All students are asked to discuss any impairment related requirements privately, face to face and/or in written form with the course coordinator, lecturer or tutor.

Student Disability Services also provides support for students with a wide range of impairments, both visible and invisible, to succeed and excel at the University. For more information and contact details, please visit the Student Disability Services’ website at

GEOG 102 strives to be a safe, inclusive and equitable space that supports the University of Auckland's commitment to Zero Tolerance for Discrimination. See the inclusive learning link on the Canvas Syllabus Page for further information.

Special Circumstances

If your ability to complete assessed coursework is affected by illness or other personal circumstances outside of your control, contact a member of teaching staff as soon as possible before the assessment is due.

If your personal circumstances significantly affect your performance, or preparation, for an exam or eligible written test, refer to the University’s aegrotat or compassionate consideration page:

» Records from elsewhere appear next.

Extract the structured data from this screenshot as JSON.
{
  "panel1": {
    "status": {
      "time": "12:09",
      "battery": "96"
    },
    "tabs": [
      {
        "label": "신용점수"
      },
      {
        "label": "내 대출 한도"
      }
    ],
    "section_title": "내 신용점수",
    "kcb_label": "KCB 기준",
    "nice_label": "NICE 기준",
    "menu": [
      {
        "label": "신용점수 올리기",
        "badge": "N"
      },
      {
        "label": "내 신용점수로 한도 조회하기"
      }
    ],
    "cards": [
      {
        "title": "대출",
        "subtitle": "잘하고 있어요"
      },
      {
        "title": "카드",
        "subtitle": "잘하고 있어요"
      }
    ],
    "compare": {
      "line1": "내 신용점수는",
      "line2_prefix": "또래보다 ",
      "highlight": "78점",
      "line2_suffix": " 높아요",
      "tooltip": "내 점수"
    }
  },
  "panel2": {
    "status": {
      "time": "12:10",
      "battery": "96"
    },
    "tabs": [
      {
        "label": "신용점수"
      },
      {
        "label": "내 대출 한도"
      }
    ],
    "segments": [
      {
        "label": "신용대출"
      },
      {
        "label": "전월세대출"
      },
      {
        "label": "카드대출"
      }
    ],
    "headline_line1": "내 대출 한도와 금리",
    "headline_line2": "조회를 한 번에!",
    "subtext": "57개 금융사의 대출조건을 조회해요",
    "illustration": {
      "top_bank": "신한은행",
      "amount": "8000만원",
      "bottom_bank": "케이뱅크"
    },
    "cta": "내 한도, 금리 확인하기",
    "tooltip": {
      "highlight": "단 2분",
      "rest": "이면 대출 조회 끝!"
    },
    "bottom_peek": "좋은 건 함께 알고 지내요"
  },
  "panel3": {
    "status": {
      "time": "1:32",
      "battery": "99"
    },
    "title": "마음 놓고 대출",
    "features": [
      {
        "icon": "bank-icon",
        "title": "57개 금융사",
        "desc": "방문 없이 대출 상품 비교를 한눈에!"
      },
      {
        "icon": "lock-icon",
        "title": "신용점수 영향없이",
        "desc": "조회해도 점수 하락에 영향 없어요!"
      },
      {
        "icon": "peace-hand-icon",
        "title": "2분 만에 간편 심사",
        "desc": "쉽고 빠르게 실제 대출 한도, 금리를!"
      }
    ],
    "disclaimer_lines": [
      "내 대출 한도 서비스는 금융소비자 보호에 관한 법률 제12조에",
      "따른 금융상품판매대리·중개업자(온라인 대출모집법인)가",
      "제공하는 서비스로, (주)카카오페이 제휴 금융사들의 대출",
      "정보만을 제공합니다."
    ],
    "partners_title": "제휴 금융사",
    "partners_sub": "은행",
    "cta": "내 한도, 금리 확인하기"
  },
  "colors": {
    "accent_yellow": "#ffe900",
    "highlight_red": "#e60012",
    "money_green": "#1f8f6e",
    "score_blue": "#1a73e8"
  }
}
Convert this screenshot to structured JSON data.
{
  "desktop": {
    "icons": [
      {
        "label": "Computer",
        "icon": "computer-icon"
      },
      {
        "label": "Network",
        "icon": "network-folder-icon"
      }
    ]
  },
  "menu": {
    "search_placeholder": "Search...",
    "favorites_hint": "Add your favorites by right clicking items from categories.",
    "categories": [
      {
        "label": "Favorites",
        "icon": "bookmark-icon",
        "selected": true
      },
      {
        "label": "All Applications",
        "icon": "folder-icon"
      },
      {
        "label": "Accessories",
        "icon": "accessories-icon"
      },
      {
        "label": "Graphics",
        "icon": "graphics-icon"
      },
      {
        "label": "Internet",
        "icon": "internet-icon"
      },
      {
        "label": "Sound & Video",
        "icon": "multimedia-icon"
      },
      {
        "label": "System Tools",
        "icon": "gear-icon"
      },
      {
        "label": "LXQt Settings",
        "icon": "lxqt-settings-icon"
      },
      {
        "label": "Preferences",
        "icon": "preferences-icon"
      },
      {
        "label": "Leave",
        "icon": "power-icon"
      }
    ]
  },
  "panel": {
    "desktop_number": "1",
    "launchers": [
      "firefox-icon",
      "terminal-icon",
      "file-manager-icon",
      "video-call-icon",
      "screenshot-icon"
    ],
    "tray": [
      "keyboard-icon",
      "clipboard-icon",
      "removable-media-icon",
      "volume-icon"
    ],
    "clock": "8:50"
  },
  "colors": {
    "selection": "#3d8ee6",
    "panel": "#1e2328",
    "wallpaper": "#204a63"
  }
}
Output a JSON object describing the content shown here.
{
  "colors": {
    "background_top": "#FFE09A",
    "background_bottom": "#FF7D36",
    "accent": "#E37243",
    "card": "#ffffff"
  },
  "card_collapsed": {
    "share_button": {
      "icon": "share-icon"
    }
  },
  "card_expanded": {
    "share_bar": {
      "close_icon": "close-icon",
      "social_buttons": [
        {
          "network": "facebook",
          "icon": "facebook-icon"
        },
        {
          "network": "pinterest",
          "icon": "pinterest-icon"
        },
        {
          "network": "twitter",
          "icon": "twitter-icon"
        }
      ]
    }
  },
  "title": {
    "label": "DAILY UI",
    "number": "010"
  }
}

This should be done as soon as possible and no later than seven days after the affected test or exam date.

Student Feedback

During the course Class Representatives in each class can take feedback to the staff responsible for the course and staff-student consultative committees.

At the end of the course students will be invited to give feedback on the course and teaching through a tool called SET or Qualtrics. The lecturers and course co-ordinators will consider all feedback.

Your feedback helps to improve the course and its delivery for all students.

Student Charter and Responsibilities

The Student Charter assumes and acknowledges that students are active participants in the learning process and that they have responsibilities to the institution and the international community of scholars. The University expects that students will act at all times in a way that demonstrates respect for the rights of other students and staff so that the learning environment is both safe and productive. For further information visit Student Charter (


Elements of this outline may be subject to change. The latest information about the course will be available for enrolled students in Canvas.

In this course you may be asked to submit your coursework assessments digitally. The University reserves the right to conduct scheduled tests and examinations for this course online or through the use of computers or other electronic devices. Where tests or examinations are conducted online remote invigilation arrangements may be used. The final decision on the completion mode for a test or examination, and remote invigilation arrangements where applicable, will be advised to students at least 10 days prior to the scheduled date of the assessment, or in the case of an examination when the examination timetable is published.

Please note:
  • This page is designed to provide information for non-enrolled students. Please see Canvas once enrolled.
  • The capabilities for this course were mapped to the University of Auckland Graduate Profile:
  • Information provided above was correct on 1 July 2020.
Published on 04/07/2020 12:15 p.m.